Immunology chair Douglas Green, PhD, will head a new initiative for integrating immune system research into the institution’s ongoing efforts to improve diagnosis and treatment of childhood catastrophic diseases. Rodney Kiplin Guy, PhD, will head a new department of Chemical Biology and Therapeutics and lead an important new initiative for studying the molecular basis of childhood catastrophic diseases and developing new drugs to treat them. And Leslie Robison, PhD, will head the new department of Epidemiology and Cancer Control. This new department will significantly increase the ability of St. Jude to include preventive medicine in its overall goal to reduce the deaths from childhood cancer; it will also enhance the institution’s ability to do epidemiologic studies into the causes of childhood cancers.
“Over the past decade, major advances in the field of molecular biology and genetics, coupled with the development of powerful new research technologies, have made possible very productive multi-disciplinary approaches to the diagnosis and treatment of catastrophic diseases of children,” Evans said. “The appointments of Doug Green, Kip Guy and Les Robison are part of our own multidisciplinary strategy for not only staying on the cutting edge of research, but also defining the cutting edge.”
Green is a leader in the field of apoptosis and how a breakdown in this process can trigger cancer in lymphocytes and other types of cells. The Institute of Scientific Information has named him one of the most highly cited investigators in science. He most recently led the division of cellular immunology at the La Jolla Institute of Allergy and Immunology, a position he held for 15 years.
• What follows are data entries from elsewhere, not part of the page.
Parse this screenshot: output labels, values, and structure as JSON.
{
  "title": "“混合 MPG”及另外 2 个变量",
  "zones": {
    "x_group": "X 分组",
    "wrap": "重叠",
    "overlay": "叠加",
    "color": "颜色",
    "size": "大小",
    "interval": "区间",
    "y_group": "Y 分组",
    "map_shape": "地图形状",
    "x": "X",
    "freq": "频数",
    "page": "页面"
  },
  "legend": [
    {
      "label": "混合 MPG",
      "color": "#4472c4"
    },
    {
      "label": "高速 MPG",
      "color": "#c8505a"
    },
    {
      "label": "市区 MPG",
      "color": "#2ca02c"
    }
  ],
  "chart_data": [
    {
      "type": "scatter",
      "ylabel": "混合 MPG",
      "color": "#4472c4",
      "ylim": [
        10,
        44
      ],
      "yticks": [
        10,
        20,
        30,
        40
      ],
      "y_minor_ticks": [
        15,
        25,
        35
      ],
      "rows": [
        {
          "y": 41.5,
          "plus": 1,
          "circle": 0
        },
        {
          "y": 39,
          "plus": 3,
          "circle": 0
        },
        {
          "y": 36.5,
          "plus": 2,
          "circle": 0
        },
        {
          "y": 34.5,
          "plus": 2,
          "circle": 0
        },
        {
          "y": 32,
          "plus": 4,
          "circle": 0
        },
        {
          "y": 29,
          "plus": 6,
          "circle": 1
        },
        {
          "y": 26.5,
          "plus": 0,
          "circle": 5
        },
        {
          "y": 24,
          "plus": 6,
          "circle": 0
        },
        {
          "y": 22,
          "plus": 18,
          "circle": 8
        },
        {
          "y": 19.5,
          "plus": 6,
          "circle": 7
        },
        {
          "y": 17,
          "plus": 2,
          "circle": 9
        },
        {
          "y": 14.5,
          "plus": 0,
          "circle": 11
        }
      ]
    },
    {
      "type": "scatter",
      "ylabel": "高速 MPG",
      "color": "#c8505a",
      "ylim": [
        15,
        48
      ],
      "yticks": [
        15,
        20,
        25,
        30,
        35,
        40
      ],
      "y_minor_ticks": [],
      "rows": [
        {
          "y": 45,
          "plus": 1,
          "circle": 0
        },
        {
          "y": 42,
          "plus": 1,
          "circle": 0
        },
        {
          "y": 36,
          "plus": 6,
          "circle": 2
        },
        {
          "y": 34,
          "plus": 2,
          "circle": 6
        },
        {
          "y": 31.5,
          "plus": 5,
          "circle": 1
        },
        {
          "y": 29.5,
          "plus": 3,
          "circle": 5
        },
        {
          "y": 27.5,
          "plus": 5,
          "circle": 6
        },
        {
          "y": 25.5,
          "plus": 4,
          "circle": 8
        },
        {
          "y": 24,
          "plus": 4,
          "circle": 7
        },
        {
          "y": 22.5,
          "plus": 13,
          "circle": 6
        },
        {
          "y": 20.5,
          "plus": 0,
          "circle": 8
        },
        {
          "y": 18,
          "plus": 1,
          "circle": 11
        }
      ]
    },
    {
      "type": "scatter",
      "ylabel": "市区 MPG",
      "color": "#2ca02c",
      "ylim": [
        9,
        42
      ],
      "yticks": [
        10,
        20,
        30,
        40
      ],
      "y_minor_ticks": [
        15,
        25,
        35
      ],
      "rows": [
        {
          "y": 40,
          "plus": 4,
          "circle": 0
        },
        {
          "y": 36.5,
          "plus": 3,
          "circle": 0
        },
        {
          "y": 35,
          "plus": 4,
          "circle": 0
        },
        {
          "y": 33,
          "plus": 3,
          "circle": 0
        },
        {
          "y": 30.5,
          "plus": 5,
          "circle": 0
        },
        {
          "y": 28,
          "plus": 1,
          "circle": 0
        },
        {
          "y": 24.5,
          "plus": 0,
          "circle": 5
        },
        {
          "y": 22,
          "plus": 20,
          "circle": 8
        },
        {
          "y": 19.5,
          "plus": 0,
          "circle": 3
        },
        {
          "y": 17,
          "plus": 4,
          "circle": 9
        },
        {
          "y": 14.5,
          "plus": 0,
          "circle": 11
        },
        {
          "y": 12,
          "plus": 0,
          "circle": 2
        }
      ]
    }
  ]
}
New investigators recruited by Green will include those focused on how the immune system is altered in cancer, how the immune response can fight cancer and infectious disease and how the same types of normally protective responses can cause autoimmune disease. These programs will be important to a wide range of treatment and research programs at St. Jude.
Guy is one of the nation’s leading experts in chemical biology and synthetic organic chemistry. He was involved in the original synthesis of the cancer drug taxol at Scripps Research Institute and led the Center for Chemical Diversity at the University of California in San Francisco. As Chemical Biology chair, he will be a key investigator in efforts to identify molecules that hold promise as tools for studying childhood cancers and synthesizing novel molecules designed to offer more effective and less toxic treatments than are currently available.
“St. Jude has a unique environment with its close working relationship between clinical and basic researchers, its strong focus on catastrophic pediatric disease and its track record in implementing new therapies.” Guy said. “I’m excited to be adding the element of focused chemical research to this mix.”
Robison, a pediatric cancer epidemiologist, has been the principal investigator of the Childhood Cancer Survivor Study, a multi-institutional consortium— which will now be anchored at St. Jude—that evaluated a cohort of more than 20,000 five-year survivors of childhood cancer. He is currently associate director of the University of Minnesota Comprehensive Cancer Center and associate chair of the Children’s Oncology Group (COG). COG is a national network of institutions and investigators who care for children with cancer. Robison’s work at St. Jude will complement and expand the work of the After Completion of Therapy clinic, which follows more than 4,000 childhood cancer survivors.
“I’m very excited about the opportunity to build upon the remarkable existing strengths of the institution in establishing St. Jude as the internationally recognized leader in childhood cancer prevention and control,” Robison said.
Last update: August 2005